• _EXCERPTED RECORDS_
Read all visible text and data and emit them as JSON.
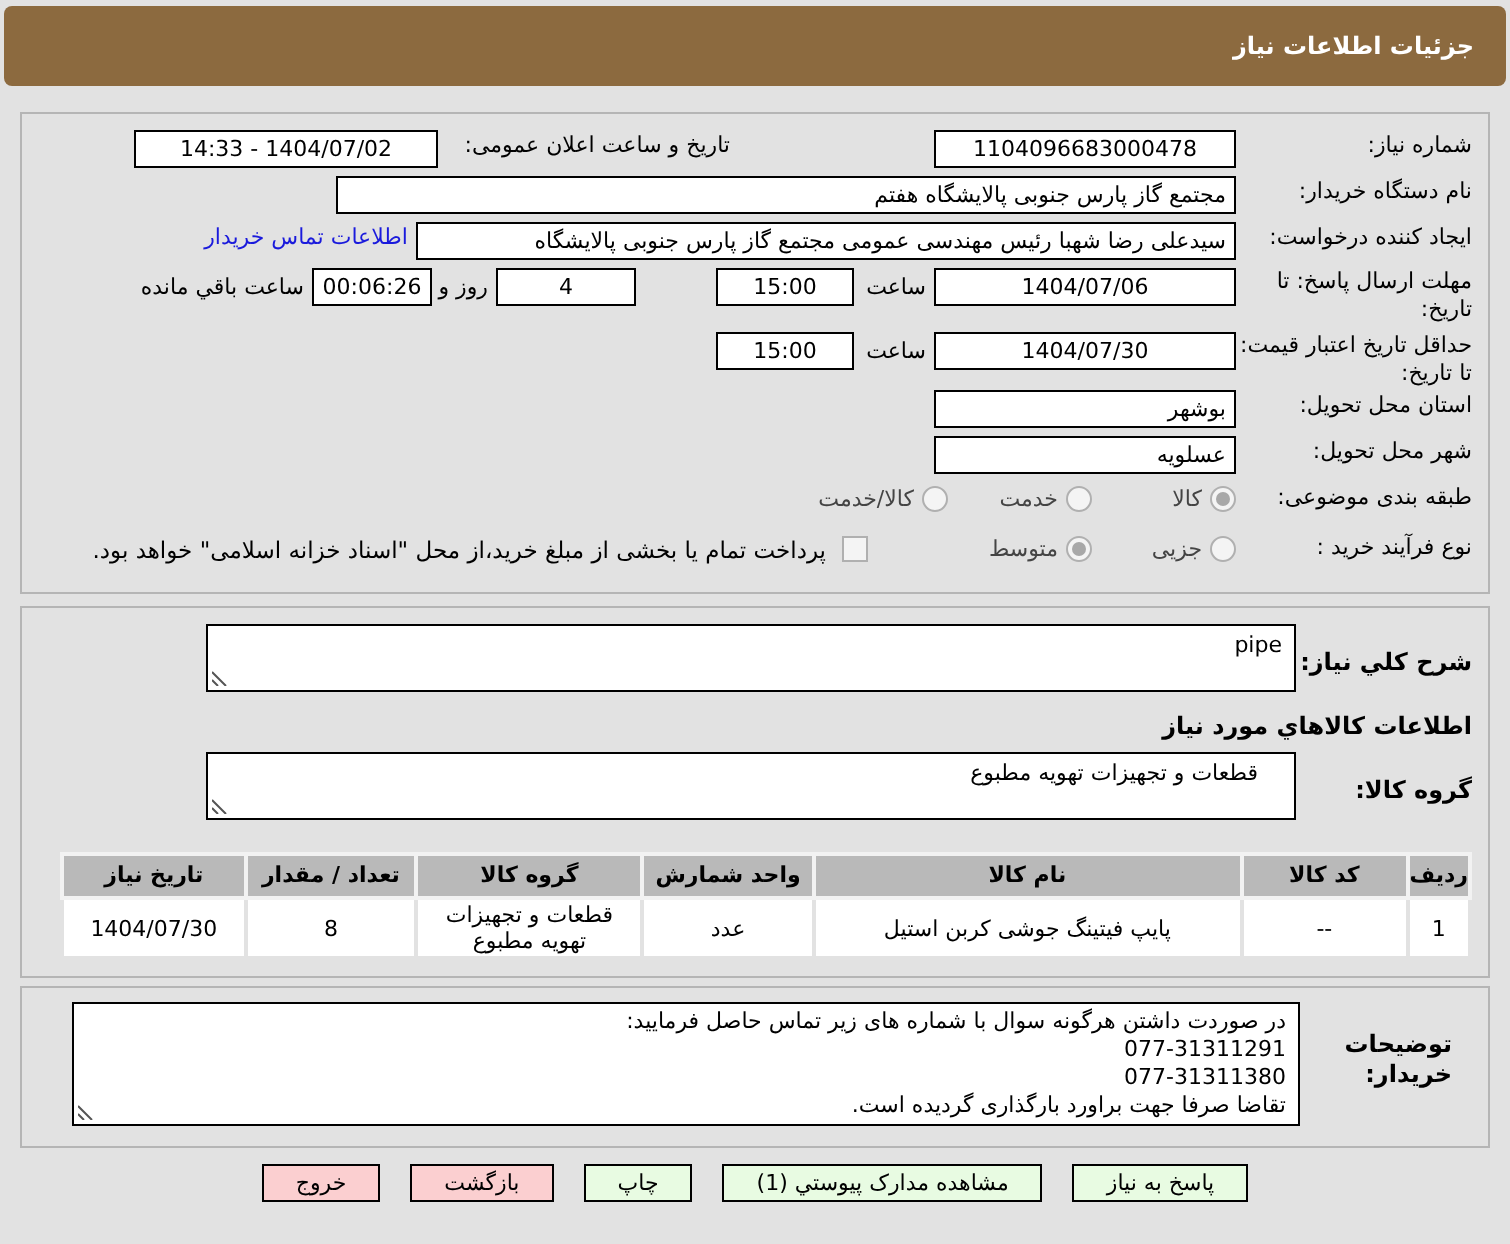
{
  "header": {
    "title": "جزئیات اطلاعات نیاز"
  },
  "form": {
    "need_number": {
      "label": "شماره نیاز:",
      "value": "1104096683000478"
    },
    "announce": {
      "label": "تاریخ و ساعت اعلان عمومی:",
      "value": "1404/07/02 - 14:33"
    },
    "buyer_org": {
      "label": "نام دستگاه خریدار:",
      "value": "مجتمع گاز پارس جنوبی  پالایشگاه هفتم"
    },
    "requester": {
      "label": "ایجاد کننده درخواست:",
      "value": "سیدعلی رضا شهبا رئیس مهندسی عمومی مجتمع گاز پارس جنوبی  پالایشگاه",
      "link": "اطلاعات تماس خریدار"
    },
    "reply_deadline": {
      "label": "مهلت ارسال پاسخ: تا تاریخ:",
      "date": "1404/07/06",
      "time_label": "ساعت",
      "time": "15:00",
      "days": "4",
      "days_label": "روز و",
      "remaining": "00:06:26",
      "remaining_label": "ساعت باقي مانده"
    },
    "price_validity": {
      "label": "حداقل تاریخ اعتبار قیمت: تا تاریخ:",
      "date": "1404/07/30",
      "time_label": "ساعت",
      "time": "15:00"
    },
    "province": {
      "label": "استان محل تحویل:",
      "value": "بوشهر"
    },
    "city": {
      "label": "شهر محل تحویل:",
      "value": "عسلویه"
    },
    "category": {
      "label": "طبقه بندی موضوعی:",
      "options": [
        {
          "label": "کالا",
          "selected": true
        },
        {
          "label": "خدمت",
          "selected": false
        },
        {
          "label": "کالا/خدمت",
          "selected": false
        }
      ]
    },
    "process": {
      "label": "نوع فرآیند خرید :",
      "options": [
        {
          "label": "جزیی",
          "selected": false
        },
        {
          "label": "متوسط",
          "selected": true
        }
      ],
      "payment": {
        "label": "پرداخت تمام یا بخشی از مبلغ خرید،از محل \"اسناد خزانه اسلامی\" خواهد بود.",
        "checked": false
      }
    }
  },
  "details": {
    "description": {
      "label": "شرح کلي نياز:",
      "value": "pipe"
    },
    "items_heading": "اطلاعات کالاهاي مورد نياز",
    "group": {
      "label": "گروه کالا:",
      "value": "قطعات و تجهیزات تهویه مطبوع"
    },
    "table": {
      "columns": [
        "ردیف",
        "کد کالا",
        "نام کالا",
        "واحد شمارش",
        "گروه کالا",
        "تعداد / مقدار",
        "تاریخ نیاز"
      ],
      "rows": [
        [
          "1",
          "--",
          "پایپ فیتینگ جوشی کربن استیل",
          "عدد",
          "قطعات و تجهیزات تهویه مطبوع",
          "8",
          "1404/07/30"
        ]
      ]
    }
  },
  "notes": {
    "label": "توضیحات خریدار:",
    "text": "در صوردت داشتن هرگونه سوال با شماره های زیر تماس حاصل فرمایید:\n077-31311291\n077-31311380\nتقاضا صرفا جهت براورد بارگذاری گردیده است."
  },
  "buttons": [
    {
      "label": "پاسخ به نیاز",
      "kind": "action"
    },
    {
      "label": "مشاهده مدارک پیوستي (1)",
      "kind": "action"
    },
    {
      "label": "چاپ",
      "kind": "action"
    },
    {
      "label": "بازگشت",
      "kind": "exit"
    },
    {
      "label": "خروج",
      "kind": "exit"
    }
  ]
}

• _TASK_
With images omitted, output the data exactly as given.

• _RESULT FOR THIS TASK_
Read all visible text and data and emit them as JSON.
{
  "header": {
    "title": "جزئیات اطلاعات نیاز"
  },
  "form": {
    "need_number": {
      "label": "شماره نیاز:",
      "value": "1104096683000478"
    },
    "announce": {
      "label": "تاریخ و ساعت اعلان عمومی:",
      "value": "1404/07/02 - 14:33"
    },
    "buyer_org": {
      "label": "نام دستگاه خریدار:",
      "value": "مجتمع گاز پارس جنوبی  پالایشگاه هفتم"
    },
    "requester": {
      "label": "ایجاد کننده درخواست:",
      "value": "سیدعلی رضا شهبا رئیس مهندسی عمومی مجتمع گاز پارس جنوبی  پالایشگاه",
      "link": "اطلاعات تماس خریدار"
    },
    "reply_deadline": {
      "label": "مهلت ارسال پاسخ: تا تاریخ:",
      "date": "1404/07/06",
      "time_label": "ساعت",
      "time": "15:00",
      "days": "4",
      "days_label": "روز و",
      "remaining": "00:06:26",
      "remaining_label": "ساعت باقي مانده"
    },
    "price_validity": {
      "label": "حداقل تاریخ اعتبار قیمت: تا تاریخ:",
      "date": "1404/07/30",
      "time_label": "ساعت",
      "time": "15:00"
    },
    "province": {
      "label": "استان محل تحویل:",
      "value": "بوشهر"
    },
    "city": {
      "label": "شهر محل تحویل:",
      "value": "عسلویه"
    },
    "category": {
      "label": "طبقه بندی موضوعی:",
      "options": [
        {
          "label": "کالا",
          "selected": true
        },
        {
          "label": "خدمت",
          "selected": false
        },
        {
          "label": "کالا/خدمت",
          "selected": false
        }
      ]
    },
    "process": {
      "label": "نوع فرآیند خرید :",
      "options": [
        {
          "label": "جزیی",
          "selected": false
        },
        {
          "label": "متوسط",
          "selected": true
        }
      ],
      "payment": {
        "label": "پرداخت تمام یا بخشی از مبلغ خرید،از محل \"اسناد خزانه اسلامی\" خواهد بود.",
        "checked": false
      }
    }
  },
  "details": {
    "description": {
      "label": "شرح کلي نياز:",
      "value": "pipe"
    },
    "items_heading": "اطلاعات کالاهاي مورد نياز",
    "group": {
      "label": "گروه کالا:",
      "value": "قطعات و تجهیزات تهویه مطبوع"
    },
    "table": {
      "columns": [
        "ردیف",
        "کد کالا",
        "نام کالا",
        "واحد شمارش",
        "گروه کالا",
        "تعداد / مقدار",
        "تاریخ نیاز"
      ],
      "rows": [
        [
          "1",
          "--",
          "پایپ فیتینگ جوشی کربن استیل",
          "عدد",
          "قطعات و تجهیزات تهویه مطبوع",
          "8",
          "1404/07/30"
        ]
      ]
    }
  },
  "notes": {
    "label": "توضیحات خریدار:",
    "text": "در صوردت داشتن هرگونه سوال با شماره های زیر تماس حاصل فرمایید:\n077-31311291\n077-31311380\nتقاضا صرفا جهت براورد بارگذاری گردیده است."
  },
  "buttons": [
    {
      "label": "پاسخ به نیاز",
      "kind": "action"
    },
    {
      "label": "مشاهده مدارک پیوستي (1)",
      "kind": "action"
    },
    {
      "label": "چاپ",
      "kind": "action"
    },
    {
      "label": "بازگشت",
      "kind": "exit"
    },
    {
      "label": "خروج",
      "kind": "exit"
    }
  ]
}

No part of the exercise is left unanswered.